While we also intend to offer analytical written content, our emphasis is on offering solutions to solve problems or to steer economic and political systems on to more inclusive and sustainable paths.
Our focus will be on practical solutions, backed by careful analysis.
In our most recent articles, for example, we have proffered ideas on how to reform the governance of foundations; ways in which U.S. tax laws ought to be changed to deliver more equitable outcomes; how corporate and national accounting standards should be augmented to include new metrics to measure company performance in areas spanning carbon emissions, customer satisfaction, equitable pay and diversity; and how critical environmental steps can be taken as the retail industry shrinks.
Our focus on offering pragmatic solutions is a key differentiating feature between our “action tank” and a ‘think tank’.
Q: Obviously you wouldn’t launch a project like this if you didn’t perceive a gap? Could you explain what that gap is?
A: Although an increasing number of individuals, from ordinary citizens to academics, journalists, and business people, are interested in pursuing more sustainable economic and political outcomes, it is our belief that their voices are often disparate and disjointed. Our aim is to highlight common ground where progress can be made.
For instance, take climate change and income inequality, two seemingly unrelated, yet critical, challenges facing society today. They have something important in common.

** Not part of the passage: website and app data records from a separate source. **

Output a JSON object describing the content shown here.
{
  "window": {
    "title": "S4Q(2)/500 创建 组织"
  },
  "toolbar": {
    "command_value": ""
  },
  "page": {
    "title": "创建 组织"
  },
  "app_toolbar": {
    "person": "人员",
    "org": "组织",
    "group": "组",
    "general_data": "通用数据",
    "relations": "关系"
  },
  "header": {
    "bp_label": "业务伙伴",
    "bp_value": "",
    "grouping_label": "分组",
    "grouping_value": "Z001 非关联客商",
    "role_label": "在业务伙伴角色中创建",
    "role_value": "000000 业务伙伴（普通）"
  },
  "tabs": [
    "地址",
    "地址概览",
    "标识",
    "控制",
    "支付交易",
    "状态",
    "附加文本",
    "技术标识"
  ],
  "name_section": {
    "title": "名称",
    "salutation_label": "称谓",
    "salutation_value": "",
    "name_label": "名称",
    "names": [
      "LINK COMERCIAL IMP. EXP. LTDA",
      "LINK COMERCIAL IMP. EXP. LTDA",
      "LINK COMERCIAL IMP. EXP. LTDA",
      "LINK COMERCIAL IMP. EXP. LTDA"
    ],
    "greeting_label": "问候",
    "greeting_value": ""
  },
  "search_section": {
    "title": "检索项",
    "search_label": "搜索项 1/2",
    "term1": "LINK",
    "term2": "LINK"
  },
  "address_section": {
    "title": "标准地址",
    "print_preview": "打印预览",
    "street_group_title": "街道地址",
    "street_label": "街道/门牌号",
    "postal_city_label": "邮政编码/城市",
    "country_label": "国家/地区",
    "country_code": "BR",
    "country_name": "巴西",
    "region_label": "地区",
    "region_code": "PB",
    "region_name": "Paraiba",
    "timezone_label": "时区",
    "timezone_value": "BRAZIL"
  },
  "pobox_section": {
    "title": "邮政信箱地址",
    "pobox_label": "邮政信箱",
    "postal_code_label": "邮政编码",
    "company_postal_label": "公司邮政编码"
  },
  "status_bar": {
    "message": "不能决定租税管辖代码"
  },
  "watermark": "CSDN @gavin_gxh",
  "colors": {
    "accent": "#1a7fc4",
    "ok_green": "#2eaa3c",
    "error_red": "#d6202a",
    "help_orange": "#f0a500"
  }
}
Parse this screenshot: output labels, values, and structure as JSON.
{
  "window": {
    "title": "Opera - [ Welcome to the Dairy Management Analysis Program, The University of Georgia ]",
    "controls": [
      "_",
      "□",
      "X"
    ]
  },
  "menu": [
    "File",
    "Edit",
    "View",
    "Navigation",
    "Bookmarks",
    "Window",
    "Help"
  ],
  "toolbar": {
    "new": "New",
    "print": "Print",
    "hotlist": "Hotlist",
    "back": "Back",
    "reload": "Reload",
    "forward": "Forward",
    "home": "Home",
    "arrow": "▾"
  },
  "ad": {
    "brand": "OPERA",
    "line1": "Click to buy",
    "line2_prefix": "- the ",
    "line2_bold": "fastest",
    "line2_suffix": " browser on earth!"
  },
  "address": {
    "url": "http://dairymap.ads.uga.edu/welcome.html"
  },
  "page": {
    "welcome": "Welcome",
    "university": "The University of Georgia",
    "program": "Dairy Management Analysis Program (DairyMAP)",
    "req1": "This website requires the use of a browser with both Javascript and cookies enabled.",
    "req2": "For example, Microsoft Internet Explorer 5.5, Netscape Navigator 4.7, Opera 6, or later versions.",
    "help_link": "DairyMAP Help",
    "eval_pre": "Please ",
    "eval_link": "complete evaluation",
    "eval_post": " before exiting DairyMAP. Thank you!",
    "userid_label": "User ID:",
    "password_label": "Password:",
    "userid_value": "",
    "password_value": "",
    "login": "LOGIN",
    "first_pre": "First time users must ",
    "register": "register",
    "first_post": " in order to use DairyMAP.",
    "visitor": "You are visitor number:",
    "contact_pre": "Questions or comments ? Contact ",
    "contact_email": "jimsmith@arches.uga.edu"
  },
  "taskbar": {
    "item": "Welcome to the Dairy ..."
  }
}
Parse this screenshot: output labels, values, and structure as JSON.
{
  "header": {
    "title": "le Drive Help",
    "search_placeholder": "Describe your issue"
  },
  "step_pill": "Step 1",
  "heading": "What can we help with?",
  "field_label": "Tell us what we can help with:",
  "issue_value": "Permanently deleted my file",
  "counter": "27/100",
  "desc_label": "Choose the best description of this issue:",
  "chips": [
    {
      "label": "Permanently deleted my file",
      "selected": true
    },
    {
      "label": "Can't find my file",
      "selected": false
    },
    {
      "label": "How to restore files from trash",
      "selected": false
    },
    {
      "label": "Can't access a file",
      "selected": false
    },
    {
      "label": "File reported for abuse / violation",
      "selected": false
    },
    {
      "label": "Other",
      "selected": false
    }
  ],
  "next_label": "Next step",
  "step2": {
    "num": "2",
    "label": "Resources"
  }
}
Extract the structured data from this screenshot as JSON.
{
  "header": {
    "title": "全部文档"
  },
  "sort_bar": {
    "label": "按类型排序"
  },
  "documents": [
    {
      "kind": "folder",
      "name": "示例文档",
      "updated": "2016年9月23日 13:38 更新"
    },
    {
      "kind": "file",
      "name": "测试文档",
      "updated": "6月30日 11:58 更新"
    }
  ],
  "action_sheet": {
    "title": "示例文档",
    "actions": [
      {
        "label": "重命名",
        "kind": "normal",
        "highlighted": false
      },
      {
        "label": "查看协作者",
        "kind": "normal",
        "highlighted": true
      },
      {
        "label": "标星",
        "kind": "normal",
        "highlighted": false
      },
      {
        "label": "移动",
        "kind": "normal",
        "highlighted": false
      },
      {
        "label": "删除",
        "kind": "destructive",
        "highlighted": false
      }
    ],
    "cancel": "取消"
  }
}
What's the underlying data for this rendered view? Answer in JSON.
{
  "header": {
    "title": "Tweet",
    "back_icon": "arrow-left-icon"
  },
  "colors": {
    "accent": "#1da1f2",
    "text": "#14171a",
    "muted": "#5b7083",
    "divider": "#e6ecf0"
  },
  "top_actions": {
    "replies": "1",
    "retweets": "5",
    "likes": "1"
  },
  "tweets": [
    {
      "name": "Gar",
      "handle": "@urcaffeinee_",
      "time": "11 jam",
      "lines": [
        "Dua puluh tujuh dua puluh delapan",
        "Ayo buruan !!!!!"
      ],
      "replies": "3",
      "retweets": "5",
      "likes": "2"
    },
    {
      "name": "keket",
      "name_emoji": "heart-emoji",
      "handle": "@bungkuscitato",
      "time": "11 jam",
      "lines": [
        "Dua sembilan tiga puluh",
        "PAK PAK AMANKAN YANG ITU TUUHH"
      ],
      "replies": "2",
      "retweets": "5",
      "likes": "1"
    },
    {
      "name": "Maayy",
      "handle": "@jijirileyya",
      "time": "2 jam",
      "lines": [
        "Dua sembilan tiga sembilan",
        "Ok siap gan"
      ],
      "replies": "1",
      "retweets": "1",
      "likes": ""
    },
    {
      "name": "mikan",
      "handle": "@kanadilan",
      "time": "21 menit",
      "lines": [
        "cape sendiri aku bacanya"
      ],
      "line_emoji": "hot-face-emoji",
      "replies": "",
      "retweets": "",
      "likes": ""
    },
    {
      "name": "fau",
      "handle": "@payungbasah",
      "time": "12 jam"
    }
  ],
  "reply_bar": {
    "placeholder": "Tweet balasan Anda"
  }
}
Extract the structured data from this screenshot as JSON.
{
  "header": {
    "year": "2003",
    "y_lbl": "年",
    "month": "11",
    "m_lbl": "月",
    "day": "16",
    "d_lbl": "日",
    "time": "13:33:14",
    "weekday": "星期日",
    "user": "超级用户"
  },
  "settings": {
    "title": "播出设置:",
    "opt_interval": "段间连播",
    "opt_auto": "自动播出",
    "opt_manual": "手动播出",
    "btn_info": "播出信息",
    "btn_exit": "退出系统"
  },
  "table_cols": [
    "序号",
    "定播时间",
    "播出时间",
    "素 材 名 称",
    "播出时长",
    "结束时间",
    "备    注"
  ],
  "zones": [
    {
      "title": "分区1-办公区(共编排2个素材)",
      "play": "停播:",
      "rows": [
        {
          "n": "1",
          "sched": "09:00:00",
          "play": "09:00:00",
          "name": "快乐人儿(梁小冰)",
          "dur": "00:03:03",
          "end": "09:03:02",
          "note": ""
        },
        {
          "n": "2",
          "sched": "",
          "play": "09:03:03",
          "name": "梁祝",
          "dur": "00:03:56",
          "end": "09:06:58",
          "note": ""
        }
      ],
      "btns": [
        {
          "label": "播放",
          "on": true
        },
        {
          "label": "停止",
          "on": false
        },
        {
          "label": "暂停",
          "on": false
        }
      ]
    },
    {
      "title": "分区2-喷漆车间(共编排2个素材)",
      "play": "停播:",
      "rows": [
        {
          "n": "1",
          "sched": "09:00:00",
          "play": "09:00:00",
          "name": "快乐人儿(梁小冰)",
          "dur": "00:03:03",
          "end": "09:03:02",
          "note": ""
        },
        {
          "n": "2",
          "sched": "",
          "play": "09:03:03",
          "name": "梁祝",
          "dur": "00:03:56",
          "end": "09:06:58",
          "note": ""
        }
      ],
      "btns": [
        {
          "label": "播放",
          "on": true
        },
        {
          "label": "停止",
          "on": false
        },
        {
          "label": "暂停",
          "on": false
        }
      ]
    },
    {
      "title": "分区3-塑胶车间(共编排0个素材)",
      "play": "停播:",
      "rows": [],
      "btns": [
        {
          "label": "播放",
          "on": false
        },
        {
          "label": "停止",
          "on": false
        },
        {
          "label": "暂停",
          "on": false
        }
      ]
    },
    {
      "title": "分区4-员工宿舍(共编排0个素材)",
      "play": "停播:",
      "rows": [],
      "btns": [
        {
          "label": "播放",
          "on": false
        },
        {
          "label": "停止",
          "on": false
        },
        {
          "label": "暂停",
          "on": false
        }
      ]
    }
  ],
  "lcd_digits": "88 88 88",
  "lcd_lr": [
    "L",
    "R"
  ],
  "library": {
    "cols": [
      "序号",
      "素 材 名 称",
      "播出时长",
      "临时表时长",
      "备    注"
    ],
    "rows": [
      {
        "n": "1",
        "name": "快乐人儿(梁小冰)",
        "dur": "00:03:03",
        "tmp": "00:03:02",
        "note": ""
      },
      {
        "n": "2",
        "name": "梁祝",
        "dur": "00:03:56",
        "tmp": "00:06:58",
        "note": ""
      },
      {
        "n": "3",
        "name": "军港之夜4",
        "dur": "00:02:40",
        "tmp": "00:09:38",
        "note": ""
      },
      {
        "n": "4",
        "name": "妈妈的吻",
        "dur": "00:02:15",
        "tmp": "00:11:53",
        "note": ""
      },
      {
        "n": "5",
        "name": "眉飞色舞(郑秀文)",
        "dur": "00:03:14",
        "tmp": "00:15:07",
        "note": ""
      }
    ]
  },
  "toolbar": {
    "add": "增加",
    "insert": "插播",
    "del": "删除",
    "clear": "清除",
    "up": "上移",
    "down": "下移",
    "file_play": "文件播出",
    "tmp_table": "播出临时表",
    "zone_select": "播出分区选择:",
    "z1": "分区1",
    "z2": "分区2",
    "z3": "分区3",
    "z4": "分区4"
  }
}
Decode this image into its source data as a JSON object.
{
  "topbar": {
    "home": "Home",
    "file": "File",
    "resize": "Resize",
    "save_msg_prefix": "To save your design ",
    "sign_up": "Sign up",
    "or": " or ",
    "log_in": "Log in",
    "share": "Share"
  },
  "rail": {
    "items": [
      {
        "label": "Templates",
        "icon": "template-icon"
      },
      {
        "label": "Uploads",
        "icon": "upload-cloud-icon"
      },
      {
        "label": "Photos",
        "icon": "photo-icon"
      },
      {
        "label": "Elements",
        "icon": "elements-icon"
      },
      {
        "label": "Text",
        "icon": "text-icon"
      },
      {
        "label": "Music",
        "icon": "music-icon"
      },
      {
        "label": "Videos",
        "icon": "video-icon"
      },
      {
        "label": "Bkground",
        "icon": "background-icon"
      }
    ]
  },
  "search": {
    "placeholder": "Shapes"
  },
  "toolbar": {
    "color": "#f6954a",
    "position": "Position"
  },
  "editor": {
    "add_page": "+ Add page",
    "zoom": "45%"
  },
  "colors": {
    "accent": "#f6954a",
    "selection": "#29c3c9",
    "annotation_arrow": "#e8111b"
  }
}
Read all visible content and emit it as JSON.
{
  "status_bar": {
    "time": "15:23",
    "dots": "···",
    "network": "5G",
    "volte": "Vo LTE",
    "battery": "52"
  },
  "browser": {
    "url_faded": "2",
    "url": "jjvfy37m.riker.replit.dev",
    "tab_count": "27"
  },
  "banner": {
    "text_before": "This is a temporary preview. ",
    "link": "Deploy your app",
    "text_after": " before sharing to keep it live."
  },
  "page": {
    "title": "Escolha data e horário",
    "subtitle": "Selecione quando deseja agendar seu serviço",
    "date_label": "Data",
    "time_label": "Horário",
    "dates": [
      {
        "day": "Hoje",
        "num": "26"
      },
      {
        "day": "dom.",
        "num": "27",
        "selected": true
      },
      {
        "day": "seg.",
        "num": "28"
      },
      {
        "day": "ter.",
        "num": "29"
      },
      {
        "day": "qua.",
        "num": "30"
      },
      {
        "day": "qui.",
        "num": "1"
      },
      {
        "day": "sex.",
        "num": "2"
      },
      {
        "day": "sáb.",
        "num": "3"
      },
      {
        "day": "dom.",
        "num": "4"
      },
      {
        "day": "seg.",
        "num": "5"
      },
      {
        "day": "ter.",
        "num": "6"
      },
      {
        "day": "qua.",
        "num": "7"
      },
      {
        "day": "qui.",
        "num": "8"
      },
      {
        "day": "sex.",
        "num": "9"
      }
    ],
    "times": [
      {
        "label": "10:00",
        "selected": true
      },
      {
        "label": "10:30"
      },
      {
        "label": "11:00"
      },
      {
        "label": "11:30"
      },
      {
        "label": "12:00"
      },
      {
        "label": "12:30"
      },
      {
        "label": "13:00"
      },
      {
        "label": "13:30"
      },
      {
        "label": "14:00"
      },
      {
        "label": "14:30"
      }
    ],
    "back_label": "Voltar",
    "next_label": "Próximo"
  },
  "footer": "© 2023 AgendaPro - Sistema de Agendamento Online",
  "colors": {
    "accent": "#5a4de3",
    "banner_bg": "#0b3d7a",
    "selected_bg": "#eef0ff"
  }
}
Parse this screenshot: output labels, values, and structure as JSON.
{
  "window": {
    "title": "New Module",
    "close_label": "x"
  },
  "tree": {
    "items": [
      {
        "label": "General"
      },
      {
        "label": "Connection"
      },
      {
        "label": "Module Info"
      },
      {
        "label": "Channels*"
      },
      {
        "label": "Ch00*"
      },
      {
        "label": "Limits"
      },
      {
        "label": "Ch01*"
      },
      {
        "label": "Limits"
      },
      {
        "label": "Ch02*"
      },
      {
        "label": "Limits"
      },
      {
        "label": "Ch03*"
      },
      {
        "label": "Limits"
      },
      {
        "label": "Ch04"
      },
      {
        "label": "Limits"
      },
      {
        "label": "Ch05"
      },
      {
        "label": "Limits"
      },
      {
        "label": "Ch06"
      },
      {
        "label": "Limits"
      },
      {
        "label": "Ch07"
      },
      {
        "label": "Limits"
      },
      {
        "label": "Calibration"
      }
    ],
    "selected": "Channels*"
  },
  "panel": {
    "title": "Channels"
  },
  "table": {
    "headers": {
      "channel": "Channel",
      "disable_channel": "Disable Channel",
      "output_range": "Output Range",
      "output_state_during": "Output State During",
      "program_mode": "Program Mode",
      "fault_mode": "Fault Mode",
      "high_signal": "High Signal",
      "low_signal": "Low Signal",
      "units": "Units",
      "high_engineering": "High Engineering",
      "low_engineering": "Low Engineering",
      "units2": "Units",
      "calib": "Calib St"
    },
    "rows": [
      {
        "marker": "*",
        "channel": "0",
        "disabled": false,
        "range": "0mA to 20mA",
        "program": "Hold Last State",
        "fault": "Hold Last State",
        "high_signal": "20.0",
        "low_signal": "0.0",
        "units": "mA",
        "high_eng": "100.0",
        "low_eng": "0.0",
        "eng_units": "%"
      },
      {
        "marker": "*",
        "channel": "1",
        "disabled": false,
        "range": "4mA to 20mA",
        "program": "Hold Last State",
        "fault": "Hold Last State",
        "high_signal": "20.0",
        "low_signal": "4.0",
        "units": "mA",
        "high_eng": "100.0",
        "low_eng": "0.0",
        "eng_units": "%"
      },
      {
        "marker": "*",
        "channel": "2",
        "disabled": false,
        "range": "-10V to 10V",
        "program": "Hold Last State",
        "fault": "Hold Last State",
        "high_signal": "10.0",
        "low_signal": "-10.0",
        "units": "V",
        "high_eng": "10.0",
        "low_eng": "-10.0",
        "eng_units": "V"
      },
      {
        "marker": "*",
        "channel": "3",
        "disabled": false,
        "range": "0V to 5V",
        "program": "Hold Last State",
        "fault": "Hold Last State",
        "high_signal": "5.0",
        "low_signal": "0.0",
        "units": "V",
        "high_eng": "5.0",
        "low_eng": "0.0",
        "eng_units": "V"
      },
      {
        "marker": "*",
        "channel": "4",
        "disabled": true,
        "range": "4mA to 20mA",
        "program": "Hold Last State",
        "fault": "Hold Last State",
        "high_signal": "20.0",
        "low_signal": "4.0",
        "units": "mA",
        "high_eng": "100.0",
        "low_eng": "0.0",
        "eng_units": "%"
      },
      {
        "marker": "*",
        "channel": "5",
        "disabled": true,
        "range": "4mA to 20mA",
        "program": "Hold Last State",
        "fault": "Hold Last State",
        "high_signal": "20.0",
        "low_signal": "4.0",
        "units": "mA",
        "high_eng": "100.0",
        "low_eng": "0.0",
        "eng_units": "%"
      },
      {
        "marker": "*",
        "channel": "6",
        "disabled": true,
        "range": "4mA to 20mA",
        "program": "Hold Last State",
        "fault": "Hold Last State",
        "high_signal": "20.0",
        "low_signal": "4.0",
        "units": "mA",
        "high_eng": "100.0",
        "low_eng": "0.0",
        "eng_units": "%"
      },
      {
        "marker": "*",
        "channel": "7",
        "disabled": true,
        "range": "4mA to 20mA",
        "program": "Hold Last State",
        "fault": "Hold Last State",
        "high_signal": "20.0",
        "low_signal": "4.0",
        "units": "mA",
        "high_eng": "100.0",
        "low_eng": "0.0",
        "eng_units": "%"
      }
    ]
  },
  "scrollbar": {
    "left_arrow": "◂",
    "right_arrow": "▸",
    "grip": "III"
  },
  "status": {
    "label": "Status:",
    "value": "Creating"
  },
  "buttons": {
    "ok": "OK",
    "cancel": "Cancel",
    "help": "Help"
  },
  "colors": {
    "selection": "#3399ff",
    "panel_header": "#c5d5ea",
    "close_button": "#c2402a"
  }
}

In part, we fail to address those problems because we fail to properly focus our attention on them. If companies had to report their performance not just in terms of profitability but also in terms of environmental impact (e.g., CO2 emissions) and in terms of pay gaps between senior executives and the rest, we believe behaviors would begin to shift in the right direction.
For some companies, reporting those new metrics might result in “name and shame.” For others it would unleash a desire to be “best in class”across all metrics, from earnings per share to carbon footprint to equitable pay.
The key point is that a relatively simple step — in this case greater transparency across stakeholder (not just shareholder) metrics — can have powerful impacts on behavior, helping to nudge everyone in the right direction.
In short, we aim to fill the gap that exists between growing social awareness that something must be done and concrete, clear and politically actionable steps that will help move things in the right direction, namely toward more sustainable outcomes.